AI, Hybrid Working, And The Move Towards A More Inclusive Legal Sector
Being a lawyer has always been an aspirational career choice. But a career in law has often meant long hours spent in the office, missed important family occasions and for many, an almost non-existent work-life balance.
Eleanor Weaver, CEO at Luminance, explains why allowing lawyers greater autonomy over their work environment boosts the legal sector’s potential for improved inclusivity.
For some, the pandemic only exacerbated this issue as remote working blurred the lines between people’s personal and professional lives. But for others, the past year has completely shifted their day-to-day routines. Technology has allowed them to conduct their work with more rigour and speed than ever before and crucially, from any location. And by allowing lawyers to have more autonomy over their working environment, the legal sector has the potential to become more inclusive.
Historically, the lack of flexible working opportunities has disproportionately affected women over men. McKinsey found that female attorneys feel forced to make significant trade-offs between career success and their personal lives, with only 44% of women surveyed believing that they could achieve a good balance between both. Indeed, despite the fact that in 2019, 52% of new entrants to the solicitors’ profession in the UK were women, this figure fell to only 19% at equity partner level. Enforced office working can also make a career in law inaccessible for individuals who are disabled or chronically ill. Just 3% of solicitors in the UK have a disability, even though approximately 19% of the working-age population is disabled.
But the pandemic has highlighted just how agile and forward-looking the legal industry can be when it comes to working patterns and practices. Many firms have turned to technology that allows them to access their documents, respond to urgent legal issues and collaborate with teams, whether they are at their desk in the office or at their kitchen table. And now, growing numbers of world-leading firms such as Linklaters, Norton Rose Fullbright and Freshfields have stated their support of longer-term remote and flexible working practices.
And they are right to – it’s been proven that work can be completed to the same standard when working remotely as if the whole team were physically together in an office. In fact, I was recently talking to a firm that had to complete a Data Subject Access Request on behalf of a client whilst working remotely because of Covid-19. The Innovation Manager told me afterwards that by using AI, they were “able to maintain workload capacity and meet tight deadlines.” He went on to say that “during that critical period, technology had never been so important.”
For firms looking to attract and retain top talent moving forward, embracing flexible working patterns will be a critical enabler. A study by Timewise found that 91% of women either work flexibly or want to, and a survey of over 100 disabled lawyers conducted by the Law Society of England and Wales found that 70% of those surveyed would prefer to continue working remotely in the long-term.

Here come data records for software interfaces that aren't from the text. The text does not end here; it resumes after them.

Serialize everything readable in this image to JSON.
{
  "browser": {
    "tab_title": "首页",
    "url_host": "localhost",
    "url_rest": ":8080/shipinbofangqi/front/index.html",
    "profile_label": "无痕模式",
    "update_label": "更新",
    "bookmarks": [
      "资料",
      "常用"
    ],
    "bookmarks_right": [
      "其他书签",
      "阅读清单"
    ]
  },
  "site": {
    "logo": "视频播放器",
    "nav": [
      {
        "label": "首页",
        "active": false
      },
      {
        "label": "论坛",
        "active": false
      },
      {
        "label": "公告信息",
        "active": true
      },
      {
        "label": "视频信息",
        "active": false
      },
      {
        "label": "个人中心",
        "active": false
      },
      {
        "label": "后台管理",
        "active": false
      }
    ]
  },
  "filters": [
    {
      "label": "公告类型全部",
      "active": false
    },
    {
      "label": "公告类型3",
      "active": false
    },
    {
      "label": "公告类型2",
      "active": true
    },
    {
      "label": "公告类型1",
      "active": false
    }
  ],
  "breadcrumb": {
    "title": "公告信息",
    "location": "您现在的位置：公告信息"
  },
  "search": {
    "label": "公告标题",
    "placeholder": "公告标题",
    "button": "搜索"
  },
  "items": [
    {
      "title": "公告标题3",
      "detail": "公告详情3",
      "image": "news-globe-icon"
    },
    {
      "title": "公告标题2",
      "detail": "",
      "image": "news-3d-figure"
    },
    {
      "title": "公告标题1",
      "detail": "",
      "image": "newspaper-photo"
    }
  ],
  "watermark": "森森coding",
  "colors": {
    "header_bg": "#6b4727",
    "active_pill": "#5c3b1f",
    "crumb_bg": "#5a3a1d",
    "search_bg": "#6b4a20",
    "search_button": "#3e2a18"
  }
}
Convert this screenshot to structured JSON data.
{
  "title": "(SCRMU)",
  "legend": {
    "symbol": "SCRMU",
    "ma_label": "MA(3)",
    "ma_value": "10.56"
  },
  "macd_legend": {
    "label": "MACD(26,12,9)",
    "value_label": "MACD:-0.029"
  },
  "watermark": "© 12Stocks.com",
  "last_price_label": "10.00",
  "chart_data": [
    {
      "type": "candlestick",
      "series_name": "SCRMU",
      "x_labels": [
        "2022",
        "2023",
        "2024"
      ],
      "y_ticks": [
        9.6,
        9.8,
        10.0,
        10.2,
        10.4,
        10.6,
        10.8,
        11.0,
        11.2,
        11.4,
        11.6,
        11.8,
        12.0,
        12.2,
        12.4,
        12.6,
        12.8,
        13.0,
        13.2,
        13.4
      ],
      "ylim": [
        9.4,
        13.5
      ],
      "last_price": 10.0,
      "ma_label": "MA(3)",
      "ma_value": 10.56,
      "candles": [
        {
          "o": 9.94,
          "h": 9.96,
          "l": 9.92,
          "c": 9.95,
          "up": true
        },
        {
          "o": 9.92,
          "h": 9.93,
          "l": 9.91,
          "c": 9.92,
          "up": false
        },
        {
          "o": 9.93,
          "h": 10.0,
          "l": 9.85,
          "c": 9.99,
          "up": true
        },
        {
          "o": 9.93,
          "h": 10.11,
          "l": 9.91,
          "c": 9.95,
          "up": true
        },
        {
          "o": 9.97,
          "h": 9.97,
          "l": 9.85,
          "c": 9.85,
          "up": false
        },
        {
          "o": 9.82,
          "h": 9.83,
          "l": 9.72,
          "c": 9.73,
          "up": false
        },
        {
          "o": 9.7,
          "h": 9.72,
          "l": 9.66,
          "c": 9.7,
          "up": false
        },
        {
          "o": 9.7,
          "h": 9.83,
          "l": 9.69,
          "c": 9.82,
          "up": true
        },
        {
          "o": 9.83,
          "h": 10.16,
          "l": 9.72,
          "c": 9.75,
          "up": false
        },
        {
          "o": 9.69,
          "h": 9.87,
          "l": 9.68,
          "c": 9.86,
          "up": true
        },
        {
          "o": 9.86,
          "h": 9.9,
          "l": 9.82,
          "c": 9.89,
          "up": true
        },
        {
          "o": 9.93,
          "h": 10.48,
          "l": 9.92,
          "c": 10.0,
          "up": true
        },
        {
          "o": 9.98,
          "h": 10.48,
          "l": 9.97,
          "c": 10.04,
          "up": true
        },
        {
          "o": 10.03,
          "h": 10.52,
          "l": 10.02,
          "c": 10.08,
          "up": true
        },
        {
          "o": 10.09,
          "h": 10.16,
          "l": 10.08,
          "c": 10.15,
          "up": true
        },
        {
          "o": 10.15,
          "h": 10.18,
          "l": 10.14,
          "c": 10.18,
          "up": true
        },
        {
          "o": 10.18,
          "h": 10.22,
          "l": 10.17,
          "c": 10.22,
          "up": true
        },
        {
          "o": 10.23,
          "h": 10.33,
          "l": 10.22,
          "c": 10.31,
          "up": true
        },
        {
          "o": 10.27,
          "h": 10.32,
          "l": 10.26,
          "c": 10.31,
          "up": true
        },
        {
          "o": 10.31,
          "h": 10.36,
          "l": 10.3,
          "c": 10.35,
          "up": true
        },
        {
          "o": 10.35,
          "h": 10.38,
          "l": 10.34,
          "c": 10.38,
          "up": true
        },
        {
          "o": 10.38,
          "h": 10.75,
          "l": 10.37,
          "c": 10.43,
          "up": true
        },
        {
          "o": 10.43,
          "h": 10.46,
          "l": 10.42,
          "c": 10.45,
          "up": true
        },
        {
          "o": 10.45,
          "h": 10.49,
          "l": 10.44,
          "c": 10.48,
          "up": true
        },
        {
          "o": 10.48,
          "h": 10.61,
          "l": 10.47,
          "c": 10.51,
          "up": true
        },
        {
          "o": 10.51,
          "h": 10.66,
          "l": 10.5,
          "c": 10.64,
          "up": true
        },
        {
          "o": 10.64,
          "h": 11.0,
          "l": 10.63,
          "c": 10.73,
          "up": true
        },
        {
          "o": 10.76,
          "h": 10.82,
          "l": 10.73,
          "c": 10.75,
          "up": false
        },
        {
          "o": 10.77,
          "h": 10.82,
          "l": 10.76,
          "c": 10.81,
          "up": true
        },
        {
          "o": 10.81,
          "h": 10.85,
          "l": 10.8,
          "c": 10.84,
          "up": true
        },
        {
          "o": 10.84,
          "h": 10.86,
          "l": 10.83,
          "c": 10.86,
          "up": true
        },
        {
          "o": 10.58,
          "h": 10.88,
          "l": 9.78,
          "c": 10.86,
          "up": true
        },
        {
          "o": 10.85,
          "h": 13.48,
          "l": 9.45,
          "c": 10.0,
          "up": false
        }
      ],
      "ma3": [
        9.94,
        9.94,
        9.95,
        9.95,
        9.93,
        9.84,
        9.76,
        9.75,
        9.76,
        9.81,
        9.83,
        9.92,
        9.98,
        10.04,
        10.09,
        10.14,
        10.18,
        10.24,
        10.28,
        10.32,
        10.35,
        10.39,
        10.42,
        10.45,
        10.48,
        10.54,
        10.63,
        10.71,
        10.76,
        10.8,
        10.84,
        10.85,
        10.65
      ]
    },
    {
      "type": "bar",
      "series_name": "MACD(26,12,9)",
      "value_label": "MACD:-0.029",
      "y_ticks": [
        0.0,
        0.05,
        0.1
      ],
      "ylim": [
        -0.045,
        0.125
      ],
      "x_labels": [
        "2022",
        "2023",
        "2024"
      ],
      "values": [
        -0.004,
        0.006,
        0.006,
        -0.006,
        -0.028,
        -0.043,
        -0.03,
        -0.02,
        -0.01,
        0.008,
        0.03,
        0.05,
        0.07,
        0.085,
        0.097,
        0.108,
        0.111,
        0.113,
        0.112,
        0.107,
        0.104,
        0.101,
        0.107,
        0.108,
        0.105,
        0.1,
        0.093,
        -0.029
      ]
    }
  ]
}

For many women, having the option to work from home enables them to balance their work and family lives, moulding their schedules to make it easier to manage their day-to-day needs. With increasing numbers of women or disabled lawyers remaining in practice, firms will have more opportunities to promote them into senior roles, in turn improving the diversity and culture of their businesses in the long term.
And it is not just women and disabled lawyers who will benefit from the greater use of tech – junior lawyers are increasingly factoring in technology when applying for jobs. Where firms use AI to automate the review process, rather than having associates trawl through thousands of documents, junior lawyers are exposed to more projects faster, building up their experience. I was recently speaking to Tanja Podinic, Assistant General Counsel at Dentons, who told me that: “we [Dentons] need to make sure we are adopting technology like Luminance because the upcoming generation are expecting it.” Clearly, technology is now a significant pull factor for young people.
The business case for greater flexibility in a post-Covid world is self-evident, and technology is a key enabler in making more flexible working patterns not only viable, but effective. By adopting these patterns, firms will be able to retain top talent who were previously disadvantaged by the system, driving profit overall.